### WHAT TO PRODUCE
From the records below, state how many lines hold the string "title", without any other text.

━━━━━ WORKING DATA ━━━━━

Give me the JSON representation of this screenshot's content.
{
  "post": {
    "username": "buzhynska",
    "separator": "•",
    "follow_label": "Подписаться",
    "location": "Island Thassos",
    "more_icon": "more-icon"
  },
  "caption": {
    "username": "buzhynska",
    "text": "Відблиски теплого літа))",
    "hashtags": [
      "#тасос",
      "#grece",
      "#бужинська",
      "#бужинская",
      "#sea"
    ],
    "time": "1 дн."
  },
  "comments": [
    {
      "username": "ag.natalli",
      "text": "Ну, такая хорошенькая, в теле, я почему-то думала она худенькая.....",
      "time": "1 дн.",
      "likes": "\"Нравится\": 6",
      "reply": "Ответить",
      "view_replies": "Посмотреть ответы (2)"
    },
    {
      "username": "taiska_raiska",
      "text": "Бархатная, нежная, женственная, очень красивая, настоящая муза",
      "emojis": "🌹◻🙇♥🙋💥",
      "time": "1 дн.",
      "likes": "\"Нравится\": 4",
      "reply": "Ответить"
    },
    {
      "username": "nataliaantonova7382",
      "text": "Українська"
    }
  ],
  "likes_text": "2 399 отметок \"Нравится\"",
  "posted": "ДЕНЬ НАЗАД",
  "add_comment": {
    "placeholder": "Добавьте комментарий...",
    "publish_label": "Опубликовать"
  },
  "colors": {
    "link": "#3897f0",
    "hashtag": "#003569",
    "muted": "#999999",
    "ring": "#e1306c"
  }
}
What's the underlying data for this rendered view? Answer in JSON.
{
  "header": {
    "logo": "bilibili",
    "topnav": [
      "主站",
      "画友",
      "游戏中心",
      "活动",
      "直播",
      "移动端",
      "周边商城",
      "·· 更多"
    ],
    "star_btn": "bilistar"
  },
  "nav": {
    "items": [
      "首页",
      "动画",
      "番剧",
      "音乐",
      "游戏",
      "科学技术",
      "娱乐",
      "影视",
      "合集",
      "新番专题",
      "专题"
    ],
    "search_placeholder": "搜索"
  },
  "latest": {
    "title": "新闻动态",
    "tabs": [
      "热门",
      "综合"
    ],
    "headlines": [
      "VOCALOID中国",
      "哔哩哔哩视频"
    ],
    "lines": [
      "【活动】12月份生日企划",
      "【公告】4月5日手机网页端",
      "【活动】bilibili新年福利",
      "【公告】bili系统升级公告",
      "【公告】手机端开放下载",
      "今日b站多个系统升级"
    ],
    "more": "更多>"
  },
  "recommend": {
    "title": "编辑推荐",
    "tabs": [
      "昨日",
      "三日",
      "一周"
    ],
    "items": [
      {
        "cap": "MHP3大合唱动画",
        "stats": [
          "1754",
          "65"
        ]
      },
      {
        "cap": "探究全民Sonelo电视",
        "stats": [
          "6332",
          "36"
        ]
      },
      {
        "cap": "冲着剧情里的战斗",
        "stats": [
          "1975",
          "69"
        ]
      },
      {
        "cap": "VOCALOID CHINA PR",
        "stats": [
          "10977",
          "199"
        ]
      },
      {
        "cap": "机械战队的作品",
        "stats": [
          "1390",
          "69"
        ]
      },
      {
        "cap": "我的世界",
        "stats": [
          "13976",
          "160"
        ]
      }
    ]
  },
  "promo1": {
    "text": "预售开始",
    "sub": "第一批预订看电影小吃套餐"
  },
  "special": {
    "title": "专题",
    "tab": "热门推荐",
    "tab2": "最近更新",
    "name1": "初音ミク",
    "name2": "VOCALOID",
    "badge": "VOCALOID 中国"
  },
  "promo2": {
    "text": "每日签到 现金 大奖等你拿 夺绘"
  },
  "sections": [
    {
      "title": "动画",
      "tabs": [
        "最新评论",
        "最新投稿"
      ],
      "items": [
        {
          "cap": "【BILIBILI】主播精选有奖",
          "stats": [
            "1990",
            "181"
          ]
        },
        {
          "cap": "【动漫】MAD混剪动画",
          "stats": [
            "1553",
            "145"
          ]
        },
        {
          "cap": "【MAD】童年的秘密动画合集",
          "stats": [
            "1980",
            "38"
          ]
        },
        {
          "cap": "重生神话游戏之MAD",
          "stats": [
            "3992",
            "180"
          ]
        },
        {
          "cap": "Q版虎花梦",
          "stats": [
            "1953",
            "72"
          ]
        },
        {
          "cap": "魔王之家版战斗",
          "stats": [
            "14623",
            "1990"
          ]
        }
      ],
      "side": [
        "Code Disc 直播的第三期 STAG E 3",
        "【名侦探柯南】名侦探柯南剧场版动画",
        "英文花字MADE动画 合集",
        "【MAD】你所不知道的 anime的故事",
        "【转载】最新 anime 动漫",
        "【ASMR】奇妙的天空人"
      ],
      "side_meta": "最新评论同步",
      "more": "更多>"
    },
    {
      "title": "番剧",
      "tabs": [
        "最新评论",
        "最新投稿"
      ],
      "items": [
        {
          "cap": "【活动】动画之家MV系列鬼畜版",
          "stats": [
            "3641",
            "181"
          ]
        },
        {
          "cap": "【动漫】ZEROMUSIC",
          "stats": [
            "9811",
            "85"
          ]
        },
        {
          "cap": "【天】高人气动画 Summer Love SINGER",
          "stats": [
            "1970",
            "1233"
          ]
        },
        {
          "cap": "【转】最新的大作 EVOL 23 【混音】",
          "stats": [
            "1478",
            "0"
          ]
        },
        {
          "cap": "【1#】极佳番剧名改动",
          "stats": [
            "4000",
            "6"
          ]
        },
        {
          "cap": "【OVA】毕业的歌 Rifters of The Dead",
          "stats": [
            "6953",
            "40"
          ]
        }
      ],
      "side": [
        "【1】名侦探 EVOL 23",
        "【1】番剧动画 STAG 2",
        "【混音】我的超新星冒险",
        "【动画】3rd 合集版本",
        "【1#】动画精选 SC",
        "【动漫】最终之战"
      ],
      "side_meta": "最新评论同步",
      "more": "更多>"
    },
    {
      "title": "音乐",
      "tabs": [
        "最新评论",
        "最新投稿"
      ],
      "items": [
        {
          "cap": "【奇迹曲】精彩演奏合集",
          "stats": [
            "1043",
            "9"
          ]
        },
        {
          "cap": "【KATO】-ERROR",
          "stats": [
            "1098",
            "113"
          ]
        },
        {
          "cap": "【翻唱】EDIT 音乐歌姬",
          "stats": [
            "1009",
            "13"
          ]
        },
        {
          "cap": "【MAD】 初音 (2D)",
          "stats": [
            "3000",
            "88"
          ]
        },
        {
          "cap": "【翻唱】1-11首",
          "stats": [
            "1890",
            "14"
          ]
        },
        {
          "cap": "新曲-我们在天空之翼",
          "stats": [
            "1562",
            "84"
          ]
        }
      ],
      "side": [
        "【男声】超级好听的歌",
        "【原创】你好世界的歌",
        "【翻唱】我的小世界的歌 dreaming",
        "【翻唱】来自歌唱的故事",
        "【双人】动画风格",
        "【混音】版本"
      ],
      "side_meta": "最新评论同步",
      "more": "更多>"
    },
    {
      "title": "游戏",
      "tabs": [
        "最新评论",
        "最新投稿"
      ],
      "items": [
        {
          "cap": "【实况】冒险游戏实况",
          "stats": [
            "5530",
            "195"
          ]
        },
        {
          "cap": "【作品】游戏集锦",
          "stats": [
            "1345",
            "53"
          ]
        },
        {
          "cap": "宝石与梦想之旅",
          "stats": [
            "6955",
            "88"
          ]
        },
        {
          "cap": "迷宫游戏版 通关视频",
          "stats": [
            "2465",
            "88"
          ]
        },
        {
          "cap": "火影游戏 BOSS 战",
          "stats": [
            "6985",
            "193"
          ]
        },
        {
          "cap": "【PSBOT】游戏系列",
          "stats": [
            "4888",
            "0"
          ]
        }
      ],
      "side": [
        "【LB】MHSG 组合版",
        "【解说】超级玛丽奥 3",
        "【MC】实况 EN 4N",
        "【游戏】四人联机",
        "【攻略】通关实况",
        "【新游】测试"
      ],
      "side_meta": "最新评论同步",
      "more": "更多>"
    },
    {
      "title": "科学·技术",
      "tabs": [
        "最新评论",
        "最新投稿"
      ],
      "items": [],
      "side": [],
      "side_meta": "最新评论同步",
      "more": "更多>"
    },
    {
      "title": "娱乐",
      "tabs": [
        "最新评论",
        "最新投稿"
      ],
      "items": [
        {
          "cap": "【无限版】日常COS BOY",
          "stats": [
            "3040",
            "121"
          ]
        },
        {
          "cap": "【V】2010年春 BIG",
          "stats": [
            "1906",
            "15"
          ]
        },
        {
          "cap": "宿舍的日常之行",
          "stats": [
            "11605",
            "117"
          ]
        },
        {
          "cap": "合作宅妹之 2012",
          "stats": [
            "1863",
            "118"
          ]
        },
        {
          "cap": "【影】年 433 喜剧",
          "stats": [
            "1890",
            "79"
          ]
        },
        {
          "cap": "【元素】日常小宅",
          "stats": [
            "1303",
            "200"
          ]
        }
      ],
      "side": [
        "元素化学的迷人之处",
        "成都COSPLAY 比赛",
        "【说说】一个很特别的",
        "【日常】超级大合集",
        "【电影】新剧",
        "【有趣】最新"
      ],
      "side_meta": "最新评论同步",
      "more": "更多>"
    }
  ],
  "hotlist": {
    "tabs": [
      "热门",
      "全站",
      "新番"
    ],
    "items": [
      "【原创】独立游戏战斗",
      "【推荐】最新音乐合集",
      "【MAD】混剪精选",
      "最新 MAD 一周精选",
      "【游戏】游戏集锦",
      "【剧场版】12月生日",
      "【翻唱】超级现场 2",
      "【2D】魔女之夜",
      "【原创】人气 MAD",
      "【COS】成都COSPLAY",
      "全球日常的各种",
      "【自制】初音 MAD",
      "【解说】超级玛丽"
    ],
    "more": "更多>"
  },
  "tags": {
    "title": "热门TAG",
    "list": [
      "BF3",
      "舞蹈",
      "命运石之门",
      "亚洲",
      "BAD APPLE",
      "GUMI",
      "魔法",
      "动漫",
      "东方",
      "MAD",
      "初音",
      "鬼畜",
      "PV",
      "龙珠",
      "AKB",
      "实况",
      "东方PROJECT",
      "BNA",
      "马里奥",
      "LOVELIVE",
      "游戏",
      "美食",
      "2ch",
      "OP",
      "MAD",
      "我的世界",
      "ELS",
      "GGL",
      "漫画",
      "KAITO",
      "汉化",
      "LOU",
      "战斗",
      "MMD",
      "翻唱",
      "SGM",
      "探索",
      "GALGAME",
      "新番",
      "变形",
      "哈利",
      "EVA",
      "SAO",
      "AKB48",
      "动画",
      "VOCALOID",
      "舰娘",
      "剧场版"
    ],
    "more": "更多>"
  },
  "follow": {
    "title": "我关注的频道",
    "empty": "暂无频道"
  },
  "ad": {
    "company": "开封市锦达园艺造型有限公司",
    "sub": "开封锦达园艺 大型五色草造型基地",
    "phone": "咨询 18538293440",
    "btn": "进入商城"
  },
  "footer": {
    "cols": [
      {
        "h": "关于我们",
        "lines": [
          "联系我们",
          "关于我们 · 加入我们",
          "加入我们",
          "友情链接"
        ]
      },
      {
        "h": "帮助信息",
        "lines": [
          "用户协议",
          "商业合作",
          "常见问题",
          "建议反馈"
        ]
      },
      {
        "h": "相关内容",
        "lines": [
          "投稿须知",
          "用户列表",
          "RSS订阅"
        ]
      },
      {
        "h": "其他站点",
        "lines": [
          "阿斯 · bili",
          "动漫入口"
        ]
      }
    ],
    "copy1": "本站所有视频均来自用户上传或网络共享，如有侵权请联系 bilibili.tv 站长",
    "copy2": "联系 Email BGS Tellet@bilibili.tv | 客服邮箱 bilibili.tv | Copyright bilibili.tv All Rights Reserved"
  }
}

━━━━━

### ANSWER SPACE
11